Mistake 3: Using Facebook instead of a website.

Have you thought that your Facebook business page could serve as a business website? You are not alone, but you are in the minority. A Top Design Firms survey shows that 27% of organizations do not have a site.

It may seem like a cost-effective way to save money, but it’s costing you money in the long run. Why? Your Facebook page gets SEO power for Facebook, not for your business. Sure, you might be able to get some traffic, but you have to work really hard to get smaller results. Also, you don’t get all the benefits of a website. These include the ability to have a blog, run your e-commerce business your way, and guide visitors through pre-planned journeys designed to turn them into customers or clients.

Unless you have all the business you can handle, get yourself a URL. Then find someone who can help you design a site. Alternatively, you may feel comfortable creating a very basic one yourself. Either way, you’ll be better off with a unique website for your business.

Mistake 4: Not verifying your site on a variety of devices.

Today, most consumers are taking an omnichannel approach to discovering, investigating, and supporting brands. McKinsey figures show that a third of buyers make regular omnichannel purchases routes. And the younger the generation of your target market, the more likely they’ll be using multiple devices, channels, and platforms before giving you their financial or personal information.

You’ve probably taken an omnichannel route yourself. Maybe you saw an advertisement for a product while watching your favorite Peacock show. You typed the product name into your phone and dug a bit. Then you forgot everything when your show came back. The next day, you remember the product again and decide to jump to your desktop to see the site you were viewing on mobile. But what if the site looks clunky or weird? As a result, you are less enchanted and more annoyed.

Your website should look good on all browsers no matter what. Do your due diligence and view all of your pages on a variety of devices. If you have hundreds of pages, start with the top performing ones, because those are the ones that appeal to you the most. Knowing what others are seeing is key to being able to resolve issues before they derail your brand image.

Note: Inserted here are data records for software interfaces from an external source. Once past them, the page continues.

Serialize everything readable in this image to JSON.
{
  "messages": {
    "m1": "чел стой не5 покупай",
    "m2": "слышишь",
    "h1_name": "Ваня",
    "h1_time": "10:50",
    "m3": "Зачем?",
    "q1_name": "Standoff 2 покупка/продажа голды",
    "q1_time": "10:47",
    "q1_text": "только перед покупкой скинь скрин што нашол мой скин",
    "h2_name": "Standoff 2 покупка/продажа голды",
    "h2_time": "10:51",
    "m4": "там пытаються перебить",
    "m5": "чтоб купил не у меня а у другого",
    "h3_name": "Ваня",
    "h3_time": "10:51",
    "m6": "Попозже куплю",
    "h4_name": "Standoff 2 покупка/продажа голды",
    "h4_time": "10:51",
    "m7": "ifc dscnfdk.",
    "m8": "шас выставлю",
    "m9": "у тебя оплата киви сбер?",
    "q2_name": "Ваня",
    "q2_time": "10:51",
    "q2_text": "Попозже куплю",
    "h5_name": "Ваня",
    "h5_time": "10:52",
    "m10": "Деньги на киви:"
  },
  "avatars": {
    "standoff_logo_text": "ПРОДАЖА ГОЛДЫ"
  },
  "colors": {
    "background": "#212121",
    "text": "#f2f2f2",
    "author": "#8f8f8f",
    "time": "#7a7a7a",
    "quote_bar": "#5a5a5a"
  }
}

The website you reveal to the public acts as your digital storefront, for better or for worse. Just make sure it’s always for the best by keeping it up to date and making sure your content is easily digestible across multiple devices. Your consumers will thank you and your business can rest easy knowing that its website is running at its best.

Daniel L. Vasquez